== Segment start ==
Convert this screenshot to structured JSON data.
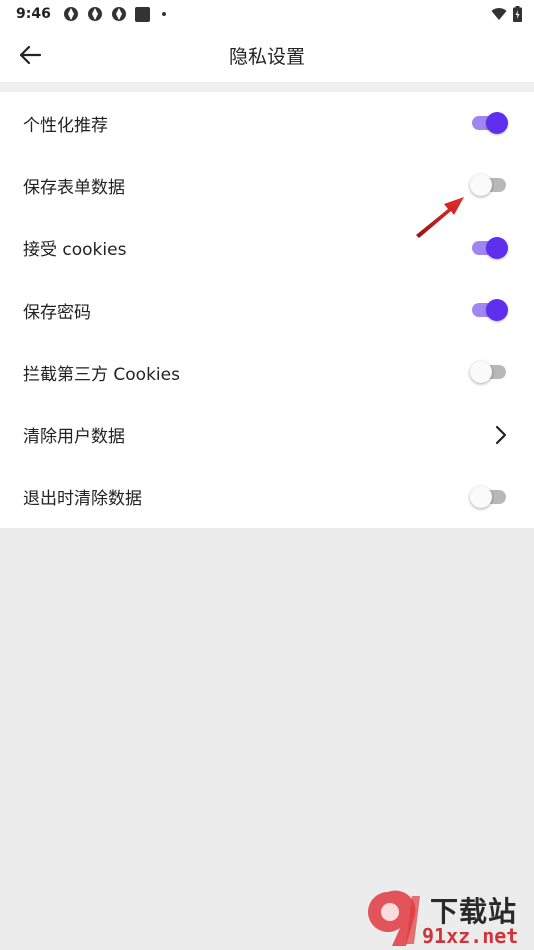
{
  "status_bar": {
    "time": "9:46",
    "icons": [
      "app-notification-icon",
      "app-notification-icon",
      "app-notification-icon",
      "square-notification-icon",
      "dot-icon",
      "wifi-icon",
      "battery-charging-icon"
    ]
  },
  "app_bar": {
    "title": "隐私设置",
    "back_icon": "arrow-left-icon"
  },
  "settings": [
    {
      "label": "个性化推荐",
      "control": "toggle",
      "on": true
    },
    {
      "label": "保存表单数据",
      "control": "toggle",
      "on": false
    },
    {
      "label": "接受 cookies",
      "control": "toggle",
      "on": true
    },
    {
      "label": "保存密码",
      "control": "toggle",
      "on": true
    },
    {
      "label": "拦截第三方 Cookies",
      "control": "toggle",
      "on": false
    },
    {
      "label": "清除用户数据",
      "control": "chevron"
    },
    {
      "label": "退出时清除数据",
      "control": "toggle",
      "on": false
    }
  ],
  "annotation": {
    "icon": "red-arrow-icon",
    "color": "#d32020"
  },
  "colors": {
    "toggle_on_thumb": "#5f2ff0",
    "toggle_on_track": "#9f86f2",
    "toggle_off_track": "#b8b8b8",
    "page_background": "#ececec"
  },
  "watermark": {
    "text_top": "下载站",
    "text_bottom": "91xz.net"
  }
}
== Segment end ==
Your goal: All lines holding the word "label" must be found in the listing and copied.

Exercise solution:
      "label": "个性化推荐",
      "label": "保存表单数据",
      "label": "接受 cookies",
      "label": "保存密码",
      "label": "拦截第三方 Cookies",
      "label": "清除用户数据",
      "label": "退出时清除数据",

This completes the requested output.